It has a captivating name and it generates a considerable appeal even in the companies that are more reluctant to innovation. Its trajectory of diffusion in business processes began in the nineties (although the genesis of the term is much older), but the Design Thinking is experiencing the peak of its notoriety only now. The hype produced around this method can be felt based on the exponential increase in the articles, courses, and events dedicated to it. The analysis of the research of this term on Google shows an uninterrupted growth trend over the last ten years.
Beyond the enthusiasm and appreciation generated by the techniques used to involve stakeholders, Design Thinking has had the merit of making companies understand that designing products and services is something different from designing something "nice": it is a design process based on the understanding of users and their needs (but also of the constraints of the company itself and of the market in which it operates), with a view aimed at problem-solving and the multidisciplinary approach.
What is Design Thinking

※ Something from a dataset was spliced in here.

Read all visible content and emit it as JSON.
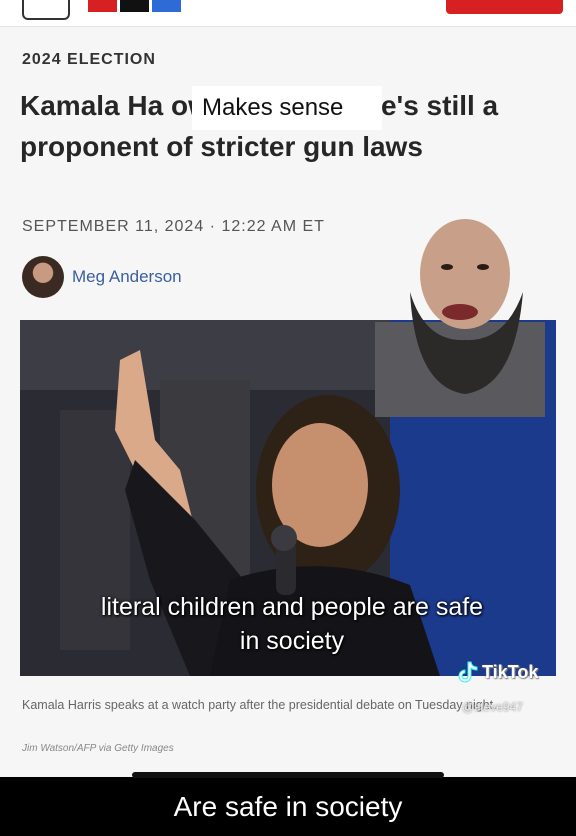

The Design thinking is a process of iterative design and it is structured in several phases that lead to understanding the user, questioning the assumptions and redefining the problems with the aim of identifying strategies and alternative solutions. It applies to the design of products and services and makes it possible to evaluate, through the involvement of professionals and different components within the process (or of the company), the constraints existing within the organization or the market itself.
There are different formulations of the phases of Design thinking, but the most widespread is certainly the one proposed by d.school, the design institute of Stanford University.
The founder of the institute, David Kelley, then continued this approach through another creature of him, the IDEO company, which has made a real paradigm of Design Thinking.
The merits of Design Thinking
In recent years, "Design thinking" has become a sort of buzzword that has thrilled many and allowed its supporters to multiply. But if its worst detractors reduce it to "playing with post-it", this approach has certainly allowed designers to break into many companies that have decided to open up to business innovation.
Design Thinking has enabled many companies to understand that design is not just "Let's do something nice", and to understand that the user experience is a process.
As Jared Spool points out, the same term "Design thinking" is pleonastic: for those working in the field, the terms "Design" and "Design thinking" are probably superimposable, because the "new" approach is the integration of various techniques, such as Lean UX, customer journey mapping and rapid prototyping.
However, the DT paradigm has been the key to convincing companies that design is not just about the color or graphics. It can be said that this approach has enabled companies to understand that the user experience is a process and not just a product or a service. It has also allowed managers and employees to approach the needs of their clients, to work with a multidisciplinary approach aimed at solving problems, to pursue an innovation-oriented direction.
The risks of "bad" Design Thinking
In the net of the opinions of those who consider it a buzzword or - provocatively - "bullshit", the practice of Design thinking has shown its limits or some malfunctions. The DT, in the way in which it is seen and practiced in certain situations, is excessively centered on the ideation phase, to the detriment of those understanding the users and defining the problem.
The risk, in this case, is that it turns into a mere creation of a post-it wall. And, on the other side, the production of new ideas often clashes with an underestimation of the market context within which a company or a product moves.
An additional risk to be avoided is constituted by the fact that the stakeholders that are often involved in the design process look for solutions not for the real user but for what they have in mind.
Therefore, Design thinking must be able to put the company in front of the experiences and problems that users actually experience using a service or a product. By comparing different departments in an organization, this risk is certainly mitigated. However, the use of data and analysis on the customer journey can certainly favor the process of empathization and reasoning through the user's perspective.
Moreover, the importance of the iterative dimension of Design thinking is often underestimated. Despite being marked by well-defined phases, the DT is a method that does not follow a strictly linear model but pushes to reapply what has been learned to redefine problems and perfect ideas and prototypes. If applied to find the best possible solution, at first sight, efforts are almost certainly destined to fail.
A method to simplify the creative process and test ideas and design
Design thinking is a method, not an end. It is a simplification of a creative process that can make those problems and design challenges that often appear opaque understandable. Like all design processes, it is made up of attempts, experiments, and evaluations of each idea produced. The centrality of the tests and the data collected and a critical approach in every phase of the method allow us to transform ideas into effective and winning solutions.